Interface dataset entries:

Segment Open

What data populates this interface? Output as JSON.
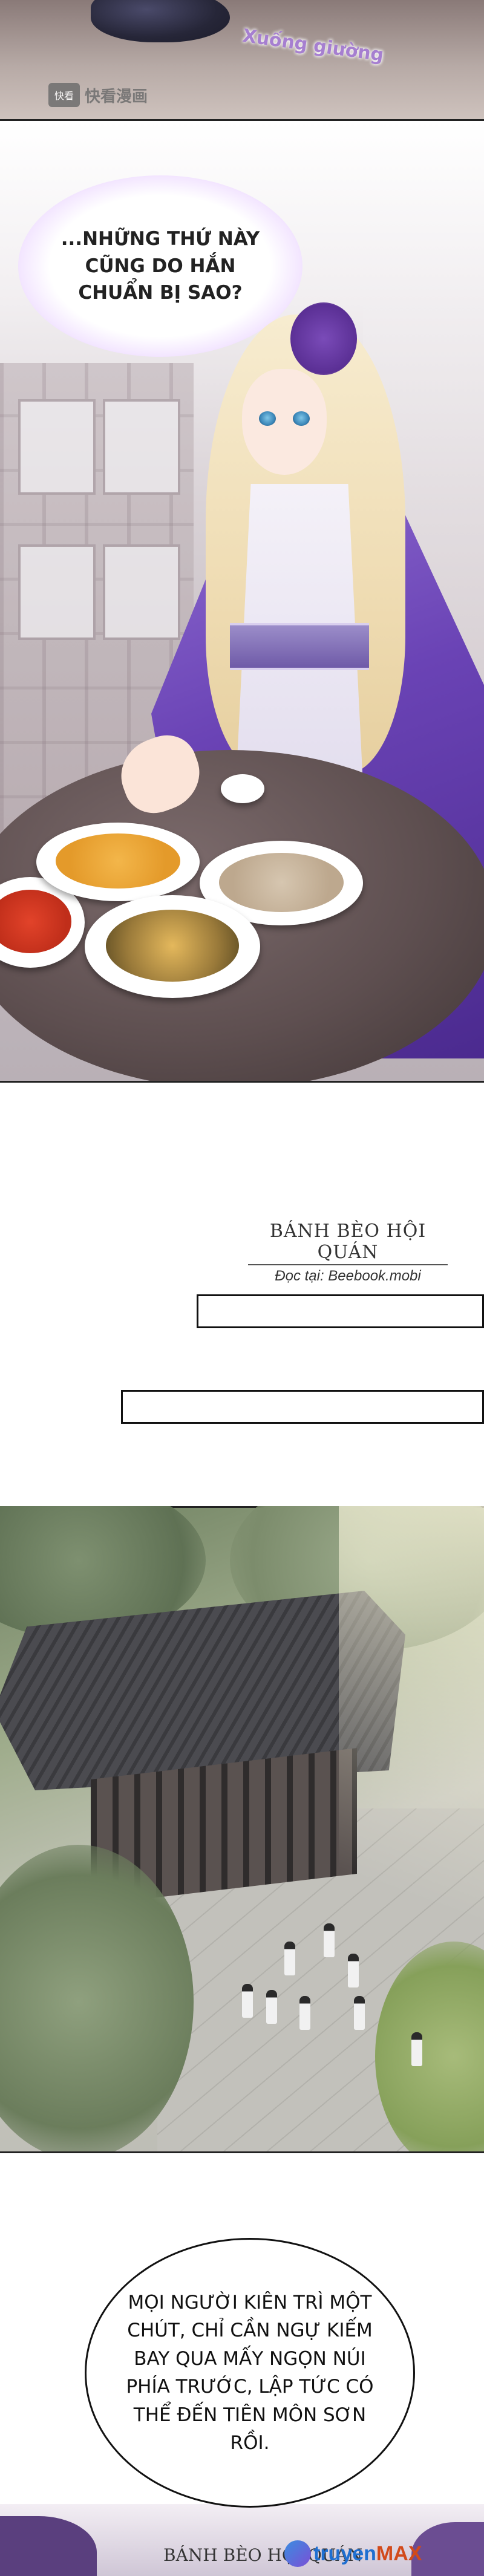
{
  "panel_top": {
    "sfx": "Xuống giường",
    "watermark_logo_icon": "kuaikan-logo-icon",
    "watermark_text": "快看漫画"
  },
  "panel_girl": {
    "thought": "...NHỮNG THỨ NÀY CŨNG DO HẮN CHUẨN BỊ SAO?"
  },
  "studio": {
    "name": "BÁNH BÈO HỘI QUÁN",
    "read_at": "Đọc tại: Beebook.mobi"
  },
  "panel_speech": {
    "text": "MỌI NGƯỜI KIÊN TRÌ MỘT CHÚT, CHỈ CẦN NGỰ KIẾM BAY QUA MẤY NGỌN NÚI PHÍA TRƯỚC, LẬP TỨC CÓ THỂ ĐẾN TIÊN MÔN SƠN RỒI."
  },
  "footer": {
    "studio_name": "BÁNH BÈO HỘI QUÁN",
    "site_prefix": "truyen",
    "site_suffix": "MAX"
  },
  "colors": {
    "robe_purple": "#6a43b5",
    "sfx_purple": "#a67fd0",
    "site_blue": "#1f6fd1",
    "site_orange": "#d24a1b"
  }
}
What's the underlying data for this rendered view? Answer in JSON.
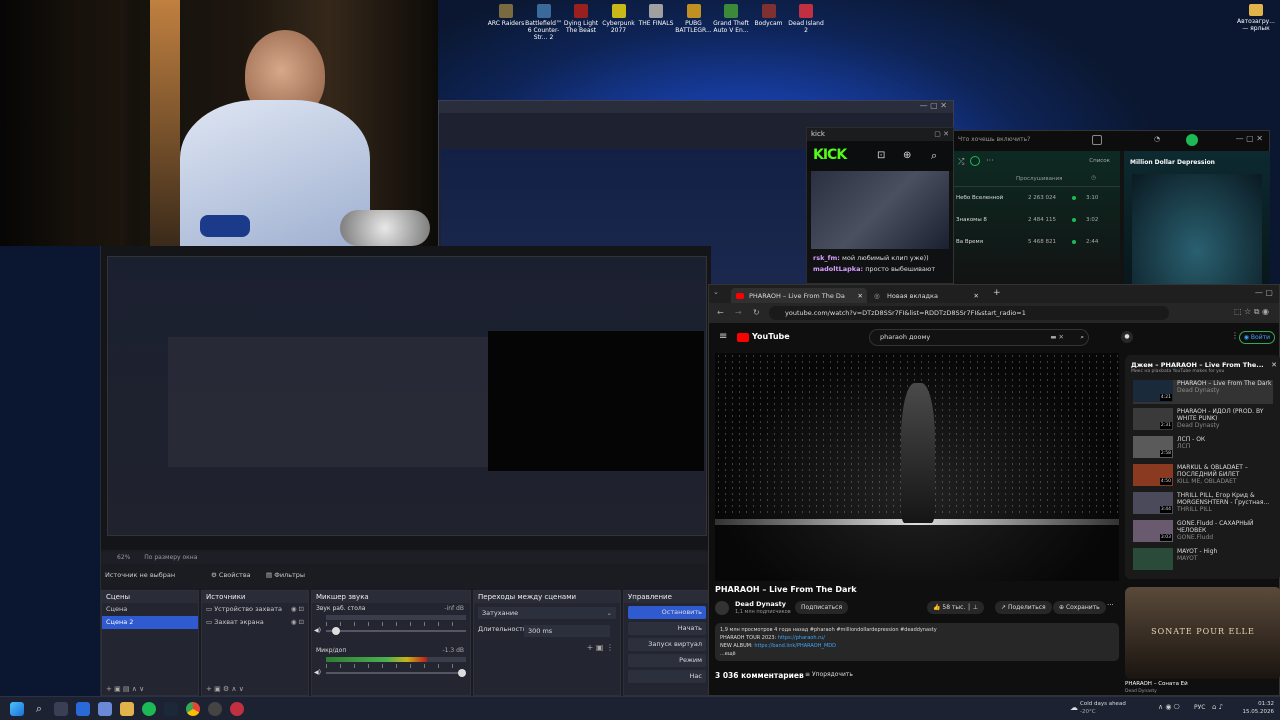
{
  "desktop": {
    "icons": [
      {
        "label": "ARC Raiders",
        "color": "#7a6a40"
      },
      {
        "label": "Battlefield™ 6 Counter-Str... 2",
        "color": "#3a6a9a"
      },
      {
        "label": "Dying Light The Beast",
        "color": "#9a2020"
      },
      {
        "label": "Cyberpunk 2077",
        "color": "#c8b818"
      },
      {
        "label": "THE FINALS",
        "color": "#a0a0a0"
      },
      {
        "label": "PUBG BATTLEGR...",
        "color": "#c09020"
      },
      {
        "label": "Grand Theft Auto V En...",
        "color": "#3a8a3a"
      },
      {
        "label": "Bodycam",
        "color": "#803030"
      },
      {
        "label": "Dead Island 2",
        "color": "#c03040"
      }
    ],
    "corner_icon_label": "Автозагру... — ярлык"
  },
  "kick": {
    "title": "kick",
    "logo": "KICK",
    "chat": [
      {
        "user": "rsk_fm:",
        "text": "мой любимый клип ужe))"
      },
      {
        "user": "madoltLapka:",
        "text": "просто выбешивают"
      }
    ]
  },
  "spotify": {
    "search": "Что хочешь включить?",
    "sort_label": "Список",
    "plays_header": "Прослушивания",
    "tracks": [
      {
        "title": "Небо Вселенной",
        "plays": "2 263 024",
        "dur": "3:10"
      },
      {
        "title": "Знакомы 8",
        "plays": "2 484 115",
        "dur": "3:02"
      },
      {
        "title": "Ва Время",
        "plays": "5 468 821",
        "dur": "2:44"
      }
    ],
    "now_playing": "Million Dollar Depression"
  },
  "obs": {
    "zoom": "62%",
    "fit": "По размеру окна",
    "source_status": "Источник не выбран",
    "props_btn": "Свойства",
    "filters_btn": "Фильтры",
    "scenes_title": "Сцены",
    "scenes": [
      "Сцена",
      "Сцена 2"
    ],
    "sources_title": "Источники",
    "sources": [
      "Устройство захвата",
      "Захват экрана"
    ],
    "mixer_title": "Микшер звука",
    "mixer": [
      {
        "name": "Звук раб. стола",
        "db": "-inf dB",
        "level": 0.0
      },
      {
        "name": "Микр/доп",
        "db": "-1.3 dB",
        "level": 0.72
      }
    ],
    "transitions_title": "Переходы между сценами",
    "transition": "Затухание",
    "duration_label": "Длительность",
    "duration": "300 ms",
    "controls_title": "Управление",
    "controls": [
      "Остановить",
      "Начать",
      "Запуск виртуал",
      "Режим",
      "Нас"
    ]
  },
  "browser": {
    "tabs": [
      "PHARAOH – Live From The Da",
      "Новая вкладка"
    ],
    "url": "youtube.com/watch?v=DTzD8SSr7FI&list=RDDTzD8SSr7FI&start_radio=1",
    "yt_logo": "YouTube",
    "search": "pharaoh доому",
    "signin": "Войти",
    "video_title": "PHARAOH – Live From The Dark",
    "channel": "Dead Dynasty",
    "subs": "1,1 млн подписчиков",
    "subscribe": "Подписаться",
    "likes": "58 тыс.",
    "share": "Поделиться",
    "save": "Сохранить",
    "desc_meta": "1,9 млн просмотров  4 года назад  #pharaoh #milliondollardepression #deaddynasty",
    "desc_tour": "PHARAOH TOUR 2023:",
    "desc_tour_link": "https://pharaoh.ru/",
    "desc_album": "NEW ALBUM:",
    "desc_album_link": "https://band.link/PHARAOH_MDD",
    "desc_more": "...ещё",
    "comments": "3 036 комментариев",
    "sort": "Упорядочить",
    "mix_title": "Джем – PHARAOH – Live From The...",
    "mix_sub": "Микс на plaxbata YouTube makes for you",
    "playlist": [
      {
        "title": "PHARAOH – Live From The Dark",
        "ch": "Dead Dynasty",
        "dur": "4:21",
        "color": "#1a2a3a"
      },
      {
        "title": "PHARAOH - ИДОЛ (PROD. BY WHITE PUNK)",
        "ch": "Dead Dynasty",
        "dur": "2:31",
        "color": "#3a3a3a"
      },
      {
        "title": "ЛСП - ОК",
        "ch": "ЛСП",
        "dur": "2:58",
        "color": "#5a5a5a"
      },
      {
        "title": "MARKUL & OBLADAET – ПОСЛЕДНИЙ БИЛЕТ",
        "ch": "KILL ME, OBLADAET",
        "dur": "4:50",
        "color": "#8a3a20"
      },
      {
        "title": "THRILL PILL, Егор Крид & MORGENSHTERN - Грустная...",
        "ch": "THRILL PILL",
        "dur": "3:44",
        "color": "#4a4a5a"
      },
      {
        "title": "GONE.Fludd - САХАРНЫЙ ЧЕЛОВЕК",
        "ch": "GONE.Fludd",
        "dur": "3:03",
        "color": "#6a5a70"
      },
      {
        "title": "MAYOT - High",
        "ch": "MAYOT",
        "dur": "",
        "color": "#2a4a3a"
      }
    ],
    "reco_title": "PHARAOH – Соната Ей",
    "reco_ch": "Dead Dynasty",
    "reco_art": "SONATE POUR ELLE"
  },
  "taskbar": {
    "weather": "Cold days ahead",
    "temp": "-20°C",
    "lang": "РУС",
    "time": "01:32",
    "date": "15.05.2026"
  }
}
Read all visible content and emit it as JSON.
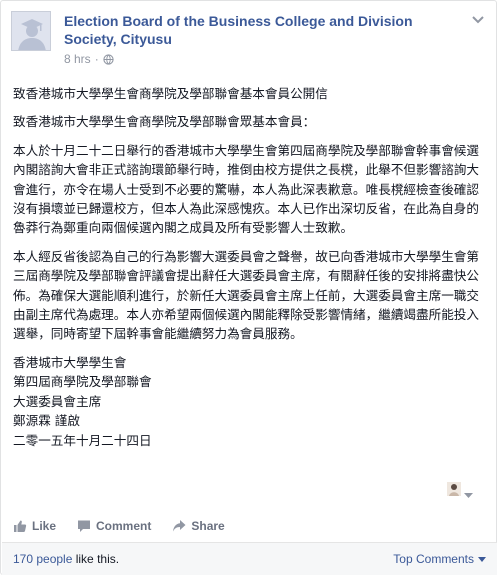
{
  "post": {
    "page_name": "Election Board of the Business College and Division Society, Cityusu",
    "timestamp": "8 hrs",
    "paragraphs": [
      "致香港城市大學學生會商學院及學部聯會基本會員公開信",
      "致香港城市大學學生會商學院及學部聯會眾基本會員：",
      "本人於十月二十二日舉行的香港城市大學學生會第四屆商學院及學部聯會幹事會候選內閣諮詢大會非正式諮詢環節舉行時，推倒由校方提供之長櫈，此舉不但影響諮詢大會進行，亦令在場人士受到不必要的驚嚇，本人為此深表歉意。唯長櫈經檢查後確認沒有損壞並已歸還校方，但本人為此深感愧疚。本人已作出深切反省，在此為自身的魯莽行為鄭重向兩個候選內閣之成員及所有受影響人士致歉。",
      "本人經反省後認為自己的行為影響大選委員會之聲譽，故已向香港城市大學學生會第三屆商學院及學部聯會評議會提出辭任大選委員會主席，有關辭任後的安排將盡快公佈。為確保大選能順利進行，於新任大選委員會主席上任前，大選委員會主席一職交由副主席代為處理。本人亦希望兩個候選內閣能釋除受影響情緒，繼續竭盡所能投入選舉，同時寄望下屆幹事會能繼續努力為會員服務。"
    ],
    "signature": [
      "香港城市大學學生會",
      "第四屆商學院及學部聯會",
      "大選委員會主席",
      "鄭源霖 謹啟",
      "二零一五年十月二十四日"
    ]
  },
  "actions": {
    "like": "Like",
    "comment": "Comment",
    "share": "Share"
  },
  "footer": {
    "likes_link": "170 people",
    "likes_suffix": " like this.",
    "top_comments": "Top Comments"
  },
  "icons": {
    "avatar": "graduate-silhouette-icon",
    "globe": "globe-icon",
    "like": "thumbs-up-icon",
    "comment": "speech-bubble-icon",
    "share": "share-arrow-icon",
    "menu": "chevron-down-icon"
  },
  "colors": {
    "link": "#3b5998",
    "meta": "#9197a3",
    "action": "#6a7180"
  }
}
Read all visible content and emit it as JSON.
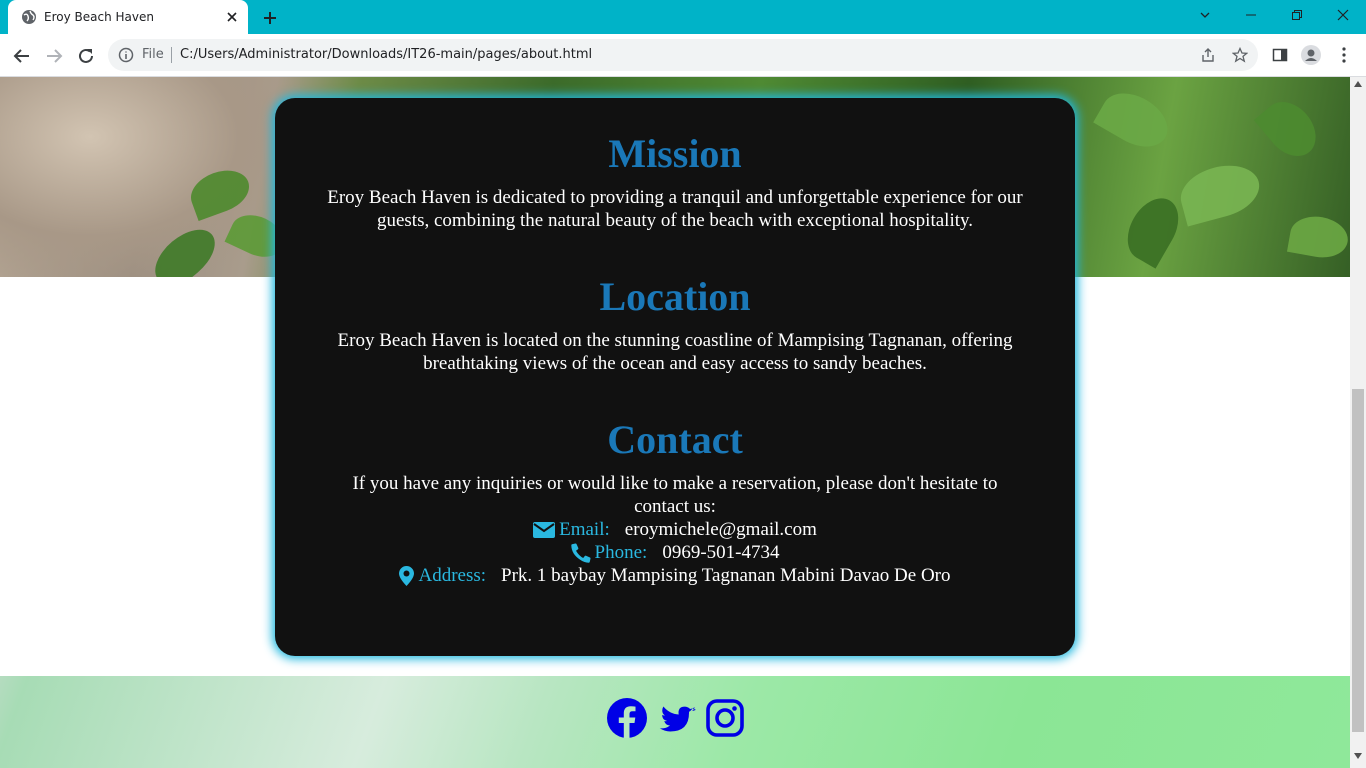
{
  "browser": {
    "tab_title": "Eroy Beach Haven",
    "url_scheme_label": "File",
    "url": "C:/Users/Administrator/Downloads/IT26-main/pages/about.html"
  },
  "mission": {
    "heading": "Mission",
    "text_line1": "Eroy Beach Haven is dedicated to providing a tranquil and unforgettable experience for our",
    "text_line2": "guests, combining the natural beauty of the beach with exceptional hospitality."
  },
  "location": {
    "heading": "Location",
    "text_line1": "Eroy Beach Haven is located on the stunning coastline of Mampising Tagnanan, offering",
    "text_line2": "breathtaking views of the ocean and easy access to sandy beaches."
  },
  "contact": {
    "heading": "Contact",
    "intro_line1": "If you have any inquiries or would like to make a reservation, please don't hesitate to",
    "intro_line2": "contact us:",
    "email_label": "Email:",
    "email_value": "eroymichele@gmail.com",
    "phone_label": "Phone:",
    "phone_value": "0969-501-4734",
    "address_label": "Address:",
    "address_value": "Prk. 1 baybay Mampising Tagnanan Mabini Davao De Oro"
  },
  "footer": {
    "social_icons": [
      "facebook-icon",
      "twitter-icon",
      "instagram-icon"
    ]
  },
  "colors": {
    "tabstrip": "#00b3c8",
    "card_bg": "#111111",
    "card_glow": "#21b8df",
    "heading": "#1a78b8",
    "contact_label": "#2ab8e0",
    "social_icon": "#0000e6"
  }
}
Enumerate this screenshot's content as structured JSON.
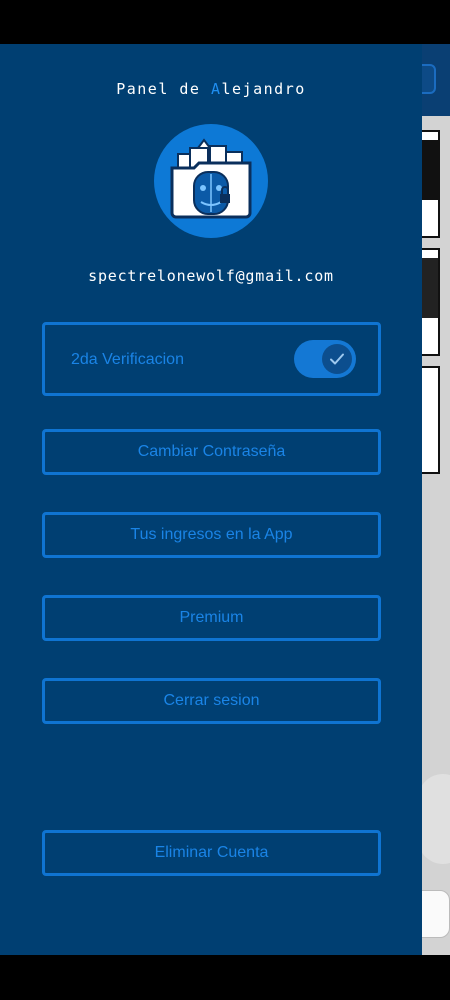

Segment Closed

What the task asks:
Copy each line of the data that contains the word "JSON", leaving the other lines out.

Task solution:
What data populates this interface? Output as JSON.
What's the underlying data for this rendered view? Answer in JSON.
Read all visible content and emit it as JSON.
Read all visible content and emit it as JSON.
Enumerate this screenshot's content as structured JSON.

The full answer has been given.